The prime rate is an integral interest rate that’s published daily from the pages of the”Wall Street Journal,” an authoritative resource for financial news, stock exchange prices and financial statistics. Banks, credit-card companies and other lending institutions use the prime rate as a benchmark for the interest rates they charge clients. As a result, the prime rate is among the most important indicators of the cost of borrowed money.
The prime rate represents a survey of prices charged by lending institutions to their credit-worthy clients. The speed was initially published in 1947, as it stood at 1.75 percent. Since that time, the accumulative average prime rate has attained 9.842 percent. The maximum value was 21.5 percent, attained Dec. 19, 1980.
The”Wall Street Journal” conducts periodic polls of 30 large banks to achieve the”consensus” prime rate. In general, the prime rate changes with all the federal funds rate ascertained by encounters of the Federal Open Market Committee of the Federal Reserve Board. The fed funds rate is the rate charged by the Federal Reserve to banks for short term borrowings, and it’s corrected as the market contracts or expands.
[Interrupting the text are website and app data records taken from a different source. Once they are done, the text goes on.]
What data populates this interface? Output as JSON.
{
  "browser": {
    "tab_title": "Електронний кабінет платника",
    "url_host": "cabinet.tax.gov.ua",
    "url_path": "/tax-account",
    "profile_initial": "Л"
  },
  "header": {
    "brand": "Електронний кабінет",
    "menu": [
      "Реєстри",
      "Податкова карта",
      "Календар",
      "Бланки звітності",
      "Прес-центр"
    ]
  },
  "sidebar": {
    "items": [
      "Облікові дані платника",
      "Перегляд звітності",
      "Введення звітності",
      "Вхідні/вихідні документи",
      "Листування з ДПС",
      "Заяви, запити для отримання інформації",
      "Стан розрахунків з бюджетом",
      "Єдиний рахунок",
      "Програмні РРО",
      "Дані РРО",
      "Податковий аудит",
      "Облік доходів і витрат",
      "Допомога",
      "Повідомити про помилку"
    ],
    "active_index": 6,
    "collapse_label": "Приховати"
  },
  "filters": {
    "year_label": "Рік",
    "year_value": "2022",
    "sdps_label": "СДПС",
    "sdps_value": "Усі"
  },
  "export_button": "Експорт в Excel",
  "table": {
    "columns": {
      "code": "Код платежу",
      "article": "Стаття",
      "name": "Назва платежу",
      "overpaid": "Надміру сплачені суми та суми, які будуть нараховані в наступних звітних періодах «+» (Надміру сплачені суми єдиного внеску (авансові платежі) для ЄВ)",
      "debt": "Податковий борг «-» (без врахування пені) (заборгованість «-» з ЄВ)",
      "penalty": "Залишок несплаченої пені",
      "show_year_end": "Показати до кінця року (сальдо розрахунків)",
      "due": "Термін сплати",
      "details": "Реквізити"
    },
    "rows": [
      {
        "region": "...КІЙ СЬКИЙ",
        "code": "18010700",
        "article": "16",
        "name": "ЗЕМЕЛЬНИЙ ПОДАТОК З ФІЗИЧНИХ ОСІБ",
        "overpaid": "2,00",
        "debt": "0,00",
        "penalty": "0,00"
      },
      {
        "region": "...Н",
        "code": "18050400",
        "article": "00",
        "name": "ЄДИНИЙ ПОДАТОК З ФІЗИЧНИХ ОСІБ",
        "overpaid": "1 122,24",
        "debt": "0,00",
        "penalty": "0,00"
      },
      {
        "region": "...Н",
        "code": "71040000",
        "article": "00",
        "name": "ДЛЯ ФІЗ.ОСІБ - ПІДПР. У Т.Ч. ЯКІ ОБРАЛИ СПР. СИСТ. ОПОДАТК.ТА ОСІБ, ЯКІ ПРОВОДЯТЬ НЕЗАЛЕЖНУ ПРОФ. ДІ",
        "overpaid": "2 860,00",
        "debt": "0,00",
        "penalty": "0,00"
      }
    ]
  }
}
FOMC meetings take place every six weeks. If the FOMC decides on a rate increase, the gain in the prime rate published by the”Wall Street Journal” will follow, as the prime rate normally monitors the fed funds rate at 3 percentage points over that speed. This is a guideline that has been used for some time by important U.S. banks.
In August 2010, the prime rate stood at 3.25 per cent, a relatively low amount in its history. The fee is used to determine interest charged on credit cards, for home-equity loans and lines of credit, unsecured loans, car loans and a few adjustable-rate mortgages. Lenders charge a”margin” over and over the prime rate to arrive at the prices they charge customers.
An increasing prime rate makes it more expensive to borrow money and thus more difficult to qualify for a consumer loan or credit card. It also tends to slow company for companies which need to extend credit on a regular basis to their clients. Nevertheless, the prime rate also functions as a control on the growth of consumer debt and a shield against”bubbles,” by which paying goes out of control due to easy borrowing and positive market conditions. The FOMC has an interest in keeping interest rates stable and low so as to encourage companies to invest and consumers to spend, but in addition it increases interest rates once the economy begins growing at a fast pace.